A complete answer lists every line of the material where the string "Superior" occurs.
Segment Start: DATA FOR REVIEW
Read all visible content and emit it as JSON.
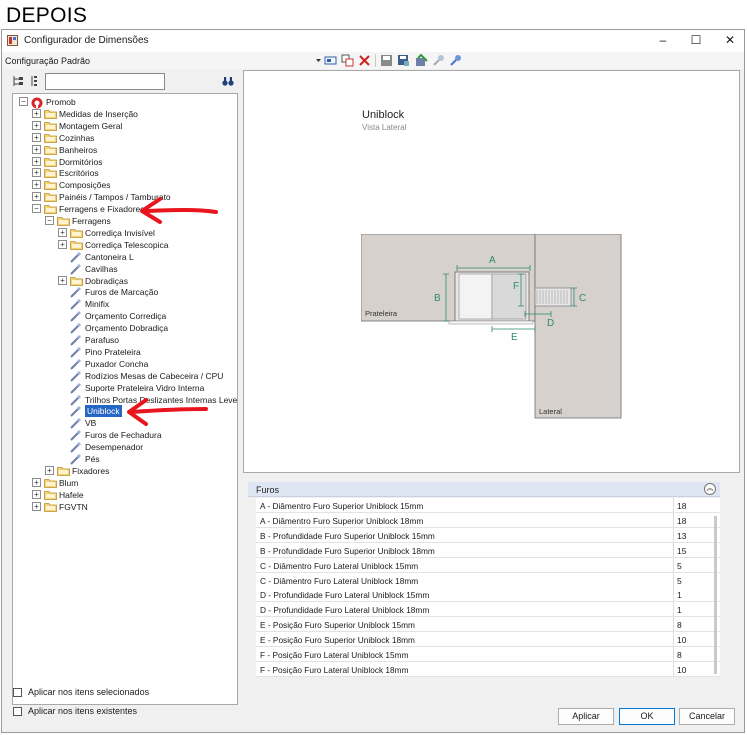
{
  "heading": "DEPOIS",
  "window": {
    "title": "Configurador de Dimensões",
    "controls": {
      "minimize": "–",
      "maximize": "☐",
      "close": "✕"
    }
  },
  "config_bar": {
    "label": "Configuração Padrão"
  },
  "tree": {
    "root": "Promob",
    "items": [
      "Medidas de Inserção",
      "Montagem Geral",
      "Cozinhas",
      "Banheiros",
      "Dormitórios",
      "Escritórios",
      "Composições",
      "Painéis / Tampos / Tamburato",
      "Ferragens e Fixadores",
      "Ferragens",
      "Corrediça Invisível",
      "Corrediça Telescopica",
      "Cantoneira L",
      "Cavilhas",
      "Dobradiças",
      "Furos de Marcação",
      "Minifix",
      "Orçamento Corrediça",
      "Orçamento Dobradiça",
      "Parafuso",
      "Pino Prateleira",
      "Puxador Concha",
      "Rodízios Mesas de Cabeceira / CPU",
      "Suporte Prateleira Vidro Interna",
      "Trilhos Portas Deslizantes Internas Leves",
      "Uniblock",
      "VB",
      "Furos de Fechadura",
      "Desempenador",
      "Pés",
      "Fixadores",
      "Blum",
      "Hafele",
      "FGVTN"
    ]
  },
  "preview": {
    "title": "Uniblock",
    "subtitle": "Vista Lateral",
    "labels": {
      "a": "A",
      "b": "B",
      "c": "C",
      "d": "D",
      "e": "E",
      "f": "F",
      "prateleira": "Prateleira",
      "lateral": "Lateral"
    },
    "accent": "#2e8b6e"
  },
  "properties": {
    "group": "Furos",
    "rows": [
      {
        "name": "A - Diâmentro Furo Superior Uniblock 15mm",
        "value": "18"
      },
      {
        "name": "A - Diâmentro Furo Superior Uniblock 18mm",
        "value": "18"
      },
      {
        "name": "B - Profundidade Furo Superior Uniblock 15mm",
        "value": "13"
      },
      {
        "name": "B - Profundidade Furo Superior Uniblock 18mm",
        "value": "15"
      },
      {
        "name": "C - Diâmentro Furo Lateral Uniblock 15mm",
        "value": "5"
      },
      {
        "name": "C - Diâmentro Furo Lateral Uniblock 18mm",
        "value": "5"
      },
      {
        "name": "D - Profundidade Furo Lateral Uniblock 15mm",
        "value": "1"
      },
      {
        "name": "D - Profundidade Furo Lateral Uniblock 18mm",
        "value": "1"
      },
      {
        "name": "E - Posição Furo Superior Uniblock 15mm",
        "value": "8"
      },
      {
        "name": "E - Posição Furo Superior Uniblock 18mm",
        "value": "10"
      },
      {
        "name": "F - Posição Furo Lateral Uniblock 15mm",
        "value": "8"
      },
      {
        "name": "F - Posição Furo Lateral Uniblock 18mm",
        "value": "10"
      }
    ]
  },
  "options": {
    "apply_selected": "Aplicar nos itens selecionados",
    "apply_existing": "Aplicar nos itens existentes"
  },
  "buttons": {
    "apply": "Aplicar",
    "ok": "OK",
    "cancel": "Cancelar"
  },
  "colors": {
    "selection": "#2666c4",
    "annotation_arrow": "#e8141e",
    "panel": "#d6d1cc"
  }
}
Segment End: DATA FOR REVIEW
ANSWER TO THIS EXERCISE –
        "name": "A - Diâmentro Furo Superior Uniblock 15mm",
        "name": "A - Diâmentro Furo Superior Uniblock 18mm",
        "name": "B - Profundidade Furo Superior Uniblock 15mm",
        "name": "B - Profundidade Furo Superior Uniblock 18mm",
        "name": "E - Posição Furo Superior Uniblock 15mm",
        "name": "E - Posição Furo Superior Uniblock 18mm",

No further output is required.